The last trick is my favorite of the video because it looks good, feels good, and I can hit it more consistently than I think I should be able to. It’s called Pete Townshend’s Magic Triangle. Oddly enough, the windmill jam at the beginning was not initially the Pete Townshend part. After the bowling toss, which has a Son of Thrilleresque trickiness, I perform a move I call a Pete Townshend. You can see the full version of that trick 54 seconds in to Sting Like a Butterfly. Your throwhand revolves around in the same direction, and it always felt like a mini version of Pete’s windmill to me. So after that I do a stylish straightstring redirect to achieve the spin direction needed for a split bottom stall. From there, I found that if I dismount/regen over my throwhand, suddenly I have a loop of slack to throw around. So I whip that bad boy around to my freefinger and simultaneously stall on the back string. In this hold, I discovered that I can pull the front loop through the back and bingo bango: false triangle! But this false triangle has a mutation that makes a stalled yo want to untwist. I let it, but carefully because if it spins too far, it’ll have too much momentum in the wrong direction. It needs to twist and stop. The next move is similar to a kickflip suicide, but it’s really more of a pop shuvit if we’re going to stick to the skateboard vernacular. Now comes the magic because I don’t recatch it in the same loop, but rather the tiny opening down by the yoyo. By hitting that spot, the triangle dissolves into a trapeze quite magically. If you’re trying it for yourself, you can also stick your freethumb into that little opening to reach a similar end if you can’t hit the pop shuvit, although this method is not nearly as magical. But either way, you must end the trick with wiggling “magic fingers”. It’s not right without it.

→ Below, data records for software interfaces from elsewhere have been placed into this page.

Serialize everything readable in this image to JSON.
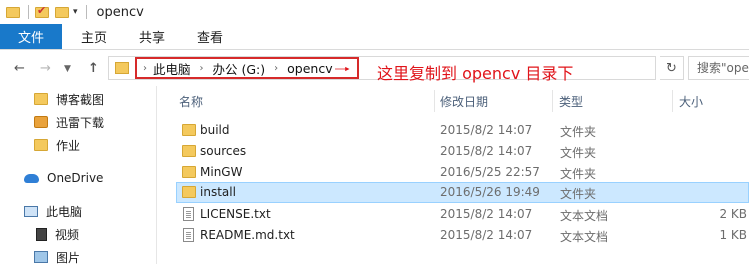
{
  "window": {
    "title": "opencv"
  },
  "ribbon": {
    "tabs": [
      "文件",
      "主页",
      "共享",
      "查看"
    ]
  },
  "address": {
    "crumbs": [
      "此电脑",
      "办公 (G:)",
      "opencv"
    ],
    "annotation": "这里复制到 opencv 目录下",
    "search_placeholder": "搜索\"opencv\""
  },
  "sidebar": {
    "items": [
      {
        "label": "博客截图",
        "icon": "folder-icon"
      },
      {
        "label": "迅雷下载",
        "icon": "xunlei-icon"
      },
      {
        "label": "作业",
        "icon": "folder-icon"
      },
      {
        "label": "OneDrive",
        "icon": "onedrive-icon"
      },
      {
        "label": "此电脑",
        "icon": "this-pc-icon"
      },
      {
        "label": "视频",
        "icon": "video-icon"
      },
      {
        "label": "图片",
        "icon": "pictures-icon"
      }
    ]
  },
  "columns": {
    "name": "名称",
    "modified": "修改日期",
    "type": "类型",
    "size": "大小"
  },
  "files": [
    {
      "name": "build",
      "modified": "2015/8/2 14:07",
      "type": "文件夹",
      "size": "",
      "icon": "folder-icon"
    },
    {
      "name": "sources",
      "modified": "2015/8/2 14:07",
      "type": "文件夹",
      "size": "",
      "icon": "folder-icon"
    },
    {
      "name": "MinGW",
      "modified": "2016/5/25 22:57",
      "type": "文件夹",
      "size": "",
      "icon": "folder-icon"
    },
    {
      "name": "install",
      "modified": "2016/5/26 19:49",
      "type": "文件夹",
      "size": "",
      "icon": "folder-icon",
      "selected": true
    },
    {
      "name": "LICENSE.txt",
      "modified": "2015/8/2 14:07",
      "type": "文本文档",
      "size": "2 KB",
      "icon": "text-file-icon"
    },
    {
      "name": "README.md.txt",
      "modified": "2015/8/2 14:07",
      "type": "文本文档",
      "size": "1 KB",
      "icon": "text-file-icon"
    }
  ],
  "colors": {
    "accent": "#1979ca",
    "annotation": "#e0141a",
    "selection": "#cce8ff",
    "folder": "#f4c95d"
  }
}
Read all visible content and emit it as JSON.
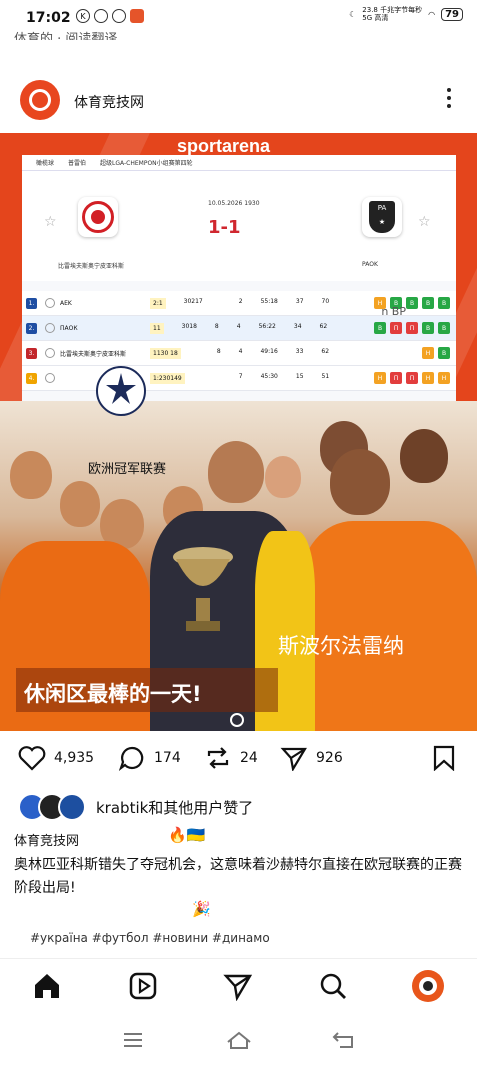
{
  "status": {
    "time": "17:02",
    "speed_top": "23.8 千兆字节每秒",
    "speed_bottom": "5G 高清",
    "battery": "79"
  },
  "top_cut_text": "体育的 · 阅读翻译",
  "post": {
    "author": "体育竞技网"
  },
  "banner": {
    "brand": "sportarena",
    "crumbs": [
      "橄榄球",
      "普雷伯",
      "超级LGA-CHEMPON小组赛第四轮"
    ],
    "match": {
      "date": "10.05.2026 1930",
      "score": "1-1",
      "home": "比雷埃夫斯奥宁皮亚科斯",
      "away": "PAOK"
    },
    "table": [
      {
        "rank": "1.",
        "team": "AEK",
        "col1": "2:1",
        "col2": "30217",
        "col3": "",
        "col4": "2",
        "col5": "55:18",
        "col6": "37",
        "col7": "70",
        "form": [
          "d",
          "w",
          "w",
          "w",
          "w"
        ]
      },
      {
        "rank": "2.",
        "team": "ПАОК",
        "col1": "11",
        "col2": "3018",
        "col3": "8",
        "col4": "4",
        "col5": "56:22",
        "col6": "34",
        "col7": "62",
        "form": [
          "w",
          "l",
          "l",
          "w",
          "w"
        ]
      },
      {
        "rank": "3.",
        "team": "比雷埃夫斯奥宁皮亚科斯",
        "col1": "1130 18",
        "col2": "",
        "col3": "8",
        "col4": "4",
        "col5": "49:16",
        "col6": "33",
        "col7": "62",
        "form": [
          "d",
          "w"
        ]
      },
      {
        "rank": "4.",
        "team": "",
        "col1": "1:230149",
        "col2": "",
        "col3": "",
        "col4": "7",
        "col5": "45:30",
        "col6": "15",
        "col7": "51",
        "form": [
          "d",
          "l",
          "l",
          "d",
          "d"
        ]
      }
    ],
    "overlay_np": "n BP",
    "ucl_caption": "欧洲冠军联赛",
    "caption_right": "斯波尔法雷纳",
    "caption_main": "休闲区最棒的一天!"
  },
  "actions": {
    "likes": "4,935",
    "comments": "174",
    "reposts": "24",
    "shares": "926"
  },
  "liked_by": "krabtik和其他用户赞了",
  "caption": {
    "author": "体育竞技网",
    "emoji": "🔥🇺🇦",
    "body": "奥林匹亚科斯错失了夺冠机会，这意味着沙赫特尔直接在欧冠联赛的正赛阶段出局!",
    "party": "🎉",
    "tags": "#україна #футбол #новини #динамо"
  },
  "colors": {
    "accent": "#e4451c",
    "win": "#27a745",
    "loss": "#e23d3d",
    "draw": "#f3a223"
  }
}
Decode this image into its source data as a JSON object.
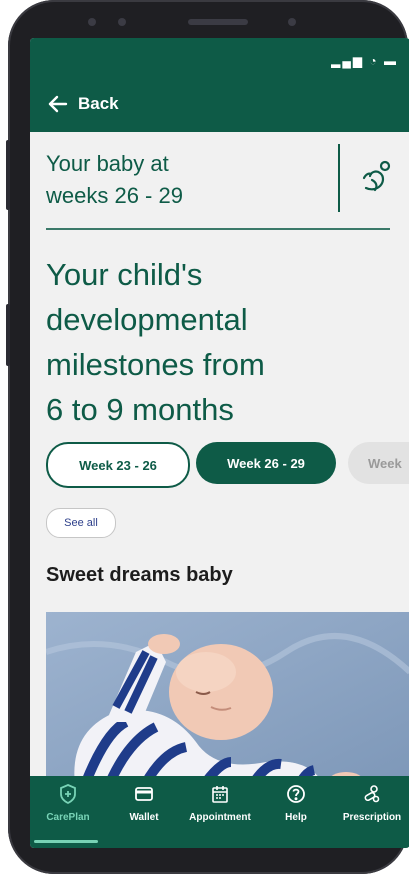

And there you have it! The Lepidopterist scrupulously analyzed in hopes that it gives you an idea of what’s going on between my hands, a string, and that hunk of plastic at the end. And hopefully I’ve given some of you a couple ideas to toy around with and make your own. Ed and/or Drew will be back next week I’m sure with plenty of tales to tell from Worlds. Thanks for reading all you afixionados out there!